What is needed:
Could you print all the entries exactly?

Start of Given data

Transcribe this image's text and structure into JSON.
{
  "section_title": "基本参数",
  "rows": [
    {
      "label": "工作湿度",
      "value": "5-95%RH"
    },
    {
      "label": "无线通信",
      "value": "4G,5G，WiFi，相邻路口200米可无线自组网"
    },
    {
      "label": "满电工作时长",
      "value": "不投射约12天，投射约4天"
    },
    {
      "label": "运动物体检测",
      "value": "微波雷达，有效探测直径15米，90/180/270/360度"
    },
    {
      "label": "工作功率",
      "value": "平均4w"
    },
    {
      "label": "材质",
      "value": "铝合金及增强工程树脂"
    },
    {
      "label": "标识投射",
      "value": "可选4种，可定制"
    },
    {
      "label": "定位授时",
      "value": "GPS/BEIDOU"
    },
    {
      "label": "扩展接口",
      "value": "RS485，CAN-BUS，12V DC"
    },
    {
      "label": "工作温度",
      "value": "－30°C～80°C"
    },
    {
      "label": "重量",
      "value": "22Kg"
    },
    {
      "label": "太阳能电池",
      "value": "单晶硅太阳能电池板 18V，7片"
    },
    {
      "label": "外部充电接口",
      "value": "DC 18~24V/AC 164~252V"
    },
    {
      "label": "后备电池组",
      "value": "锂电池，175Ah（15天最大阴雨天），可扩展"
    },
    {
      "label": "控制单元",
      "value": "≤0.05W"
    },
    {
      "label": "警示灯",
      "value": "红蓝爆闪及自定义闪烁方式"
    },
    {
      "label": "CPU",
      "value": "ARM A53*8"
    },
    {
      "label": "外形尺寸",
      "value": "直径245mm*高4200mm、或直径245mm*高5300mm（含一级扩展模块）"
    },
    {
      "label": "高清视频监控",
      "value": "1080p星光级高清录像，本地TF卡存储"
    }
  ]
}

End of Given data

Completed exercise:
Transcribe this image's text and structure into JSON.
{
  "section_title": "基本参数",
  "rows": [
    {
      "label": "工作湿度",
      "value": "5-95%RH"
    },
    {
      "label": "无线通信",
      "value": "4G,5G，WiFi，相邻路口200米可无线自组网"
    },
    {
      "label": "满电工作时长",
      "value": "不投射约12天，投射约4天"
    },
    {
      "label": "运动物体检测",
      "value": "微波雷达，有效探测直径15米，90/180/270/360度"
    },
    {
      "label": "工作功率",
      "value": "平均4w"
    },
    {
      "label": "材质",
      "value": "铝合金及增强工程树脂"
    },
    {
      "label": "标识投射",
      "value": "可选4种，可定制"
    },
    {
      "label": "定位授时",
      "value": "GPS/BEIDOU"
    },
    {
      "label": "扩展接口",
      "value": "RS485，CAN-BUS，12V DC"
    },
    {
      "label": "工作温度",
      "value": "－30°C～80°C"
    },
    {
      "label": "重量",
      "value": "22Kg"
    },
    {
      "label": "太阳能电池",
      "value": "单晶硅太阳能电池板 18V，7片"
    },
    {
      "label": "外部充电接口",
      "value": "DC 18~24V/AC 164~252V"
    },
    {
      "label": "后备电池组",
      "value": "锂电池，175Ah（15天最大阴雨天），可扩展"
    },
    {
      "label": "控制单元",
      "value": "≤0.05W"
    },
    {
      "label": "警示灯",
      "value": "红蓝爆闪及自定义闪烁方式"
    },
    {
      "label": "CPU",
      "value": "ARM A53*8"
    },
    {
      "label": "外形尺寸",
      "value": "直径245mm*高4200mm、或直径245mm*高5300mm（含一级扩展模块）"
    },
    {
      "label": "高清视频监控",
      "value": "1080p星光级高清录像，本地TF卡存储"
    }
  ]
}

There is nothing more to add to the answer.